In November 2017, Waymo announced that it would start taking drivers out of the driver’s seat of its prototype self-driving vehicles. A year later, Waymo still seems to be far away from completing that process.
In fact, last week the Information’s Amir Efrati reported that Waymo may actually have moved backward recently.
“Within the past month or so, due to concerns about safety, the Alphabet company put so-called safety drivers back behind the wheel of its most advanced prototypes, ending a year-long period in which those people generally sat in the passenger or back seat,” Efrati wrote.
We asked Waymo about this, and a spokesperson dismissed the report as nothing new, saying that the company regularly changes the mix of cars with and without safety drivers.
A recent Bloomberg story reported that when Waymo officially launches its driverless taxi service later this month, “there will be backup drivers in some cars.” The Washington Post reported on Friday that Waymo is still using safety drivers “for most rides.”
Obviously, no one should fault Waymo for keeping drivers behind the wheel of its cars as long as necessary to ensure safety.

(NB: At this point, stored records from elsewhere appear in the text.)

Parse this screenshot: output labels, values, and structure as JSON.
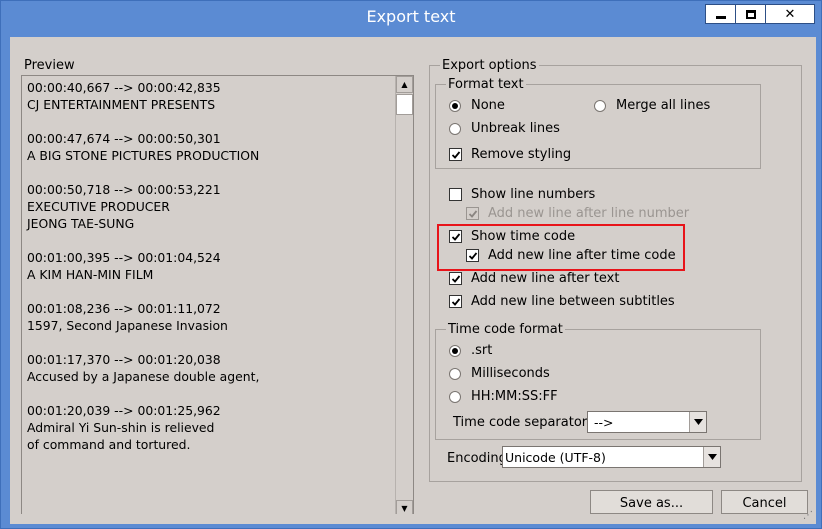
{
  "window": {
    "title": "Export text"
  },
  "preview": {
    "label": "Preview",
    "text": "00:00:40,667 --> 00:00:42,835\nCJ ENTERTAINMENT PRESENTS\n\n00:00:47,674 --> 00:00:50,301\nA BIG STONE PICTURES PRODUCTION\n\n00:00:50,718 --> 00:00:53,221\nEXECUTIVE PRODUCER\nJEONG TAE-SUNG\n\n00:01:00,395 --> 00:01:04,524\nA KIM HAN-MIN FILM\n\n00:01:08,236 --> 00:01:11,072\n1597, Second Japanese Invasion\n\n00:01:17,370 --> 00:01:20,038\nAccused by a Japanese double agent,\n\n00:01:20,039 --> 00:01:25,962\nAdmiral Yi Sun-shin is relieved\nof command and tortured."
  },
  "export_options": {
    "label": "Export options",
    "format_text": {
      "label": "Format text",
      "none": {
        "label": "None",
        "selected": true
      },
      "merge_all_lines": {
        "label": "Merge all lines",
        "selected": false
      },
      "unbreak_lines": {
        "label": "Unbreak lines",
        "selected": false
      },
      "remove_styling": {
        "label": "Remove styling",
        "checked": true
      }
    },
    "show_line_numbers": {
      "label": "Show line numbers",
      "checked": false
    },
    "add_new_line_after_line_number": {
      "label": "Add new line after line number",
      "checked": true,
      "enabled": false
    },
    "show_time_code": {
      "label": "Show time code",
      "checked": true
    },
    "add_new_line_after_time_code": {
      "label": "Add new line after time code",
      "checked": true
    },
    "add_new_line_after_text": {
      "label": "Add new line after text",
      "checked": true
    },
    "add_new_line_between_subtitles": {
      "label": "Add new line between subtitles",
      "checked": true
    },
    "time_code_format": {
      "label": "Time code format",
      "srt": {
        "label": ".srt",
        "selected": true
      },
      "milliseconds": {
        "label": "Milliseconds",
        "selected": false
      },
      "hhmmssff": {
        "label": "HH:MM:SS:FF",
        "selected": false
      },
      "separator_label": "Time code separator",
      "separator_value": "-->"
    },
    "encoding": {
      "label": "Encoding",
      "value": "Unicode (UTF-8)"
    }
  },
  "buttons": {
    "save_as": "Save as...",
    "cancel": "Cancel"
  },
  "colors": {
    "titlebar": "#5b8bd3",
    "client_bg": "#d4cfcb",
    "highlight": "#e8141a"
  }
}
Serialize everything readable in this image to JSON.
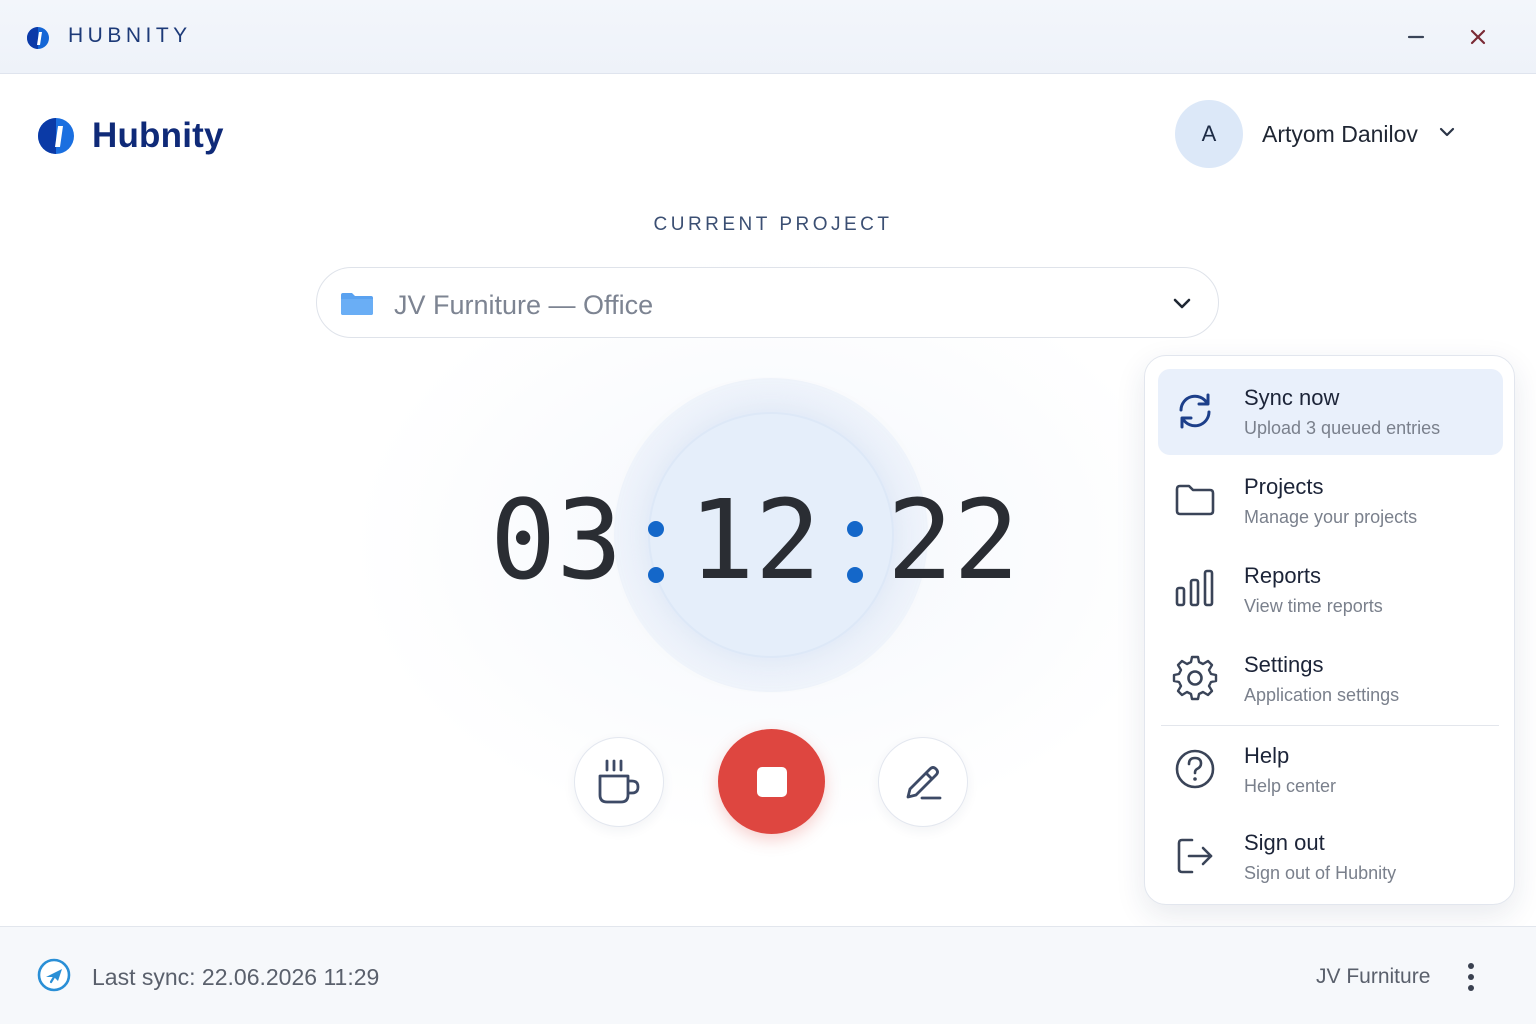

Still, the transition to a fully driverless operation is going more slowly than expected—and that makes me wonder if Waymo has bitten off more than it can chew.
A chicken-and-egg problem
When most people first think about self-driving cars, they envision walking into a dealership and buying a car capable of driving itself anywhere at the touch of a button. But this isn’t how self-driving technology will work—at least for the next few years.
Instead, leading self-driving companies—including Waymo, GM’s Cruise, Ford’s Argo, and well-funded startups like Aurora and Zoox—are working on self-driving taxi services that will operate in limited geographic areas. This makes the self-driving problem easier because it limits the number of scenarios their cars have to handle at the time of initial launch.
For example, the fact that Waymo is initially launching a taxi service in the Phoenix area means that Waymo doesn’t have to worry about mastering snowy conditions. Waymo is working on its snow driving capabilities, but the company can start operating in Phoenix before it has completed that work.
For the last couple of years, I’ve thought that this incremental approach made a lot of sense. But in recent months I’ve started to wonder if Waymo’s approach isn’t incremental enough.
Developers of self-driving cars face a basic chicken-and-egg problem: to launch fully driverless cars, they need reams of data demonstrating that the software is safe. But getting that data is very expensive, because you have to test cars on public roads with a highly trained safety driver in each car—and in some cases, a second person in the passenger seat.
Waymo has been plugging away at this problem for 10 million miles and apparently still isn’t confident enough in its technology to operate most of its cars in fully driverless mode. To do that, it needs to make sure its cars can master every situation they might encounter on roads around Chandler, Arizona, the Phoenix suburb where its commercial operations will begin.
Once a company is confident enough to dispense with the safety driver, then collecting data becomes much easier and more affordable, because it can be done while ferrying around paying customers. So what if there was a way to get fully driverless cars on the road more quickly?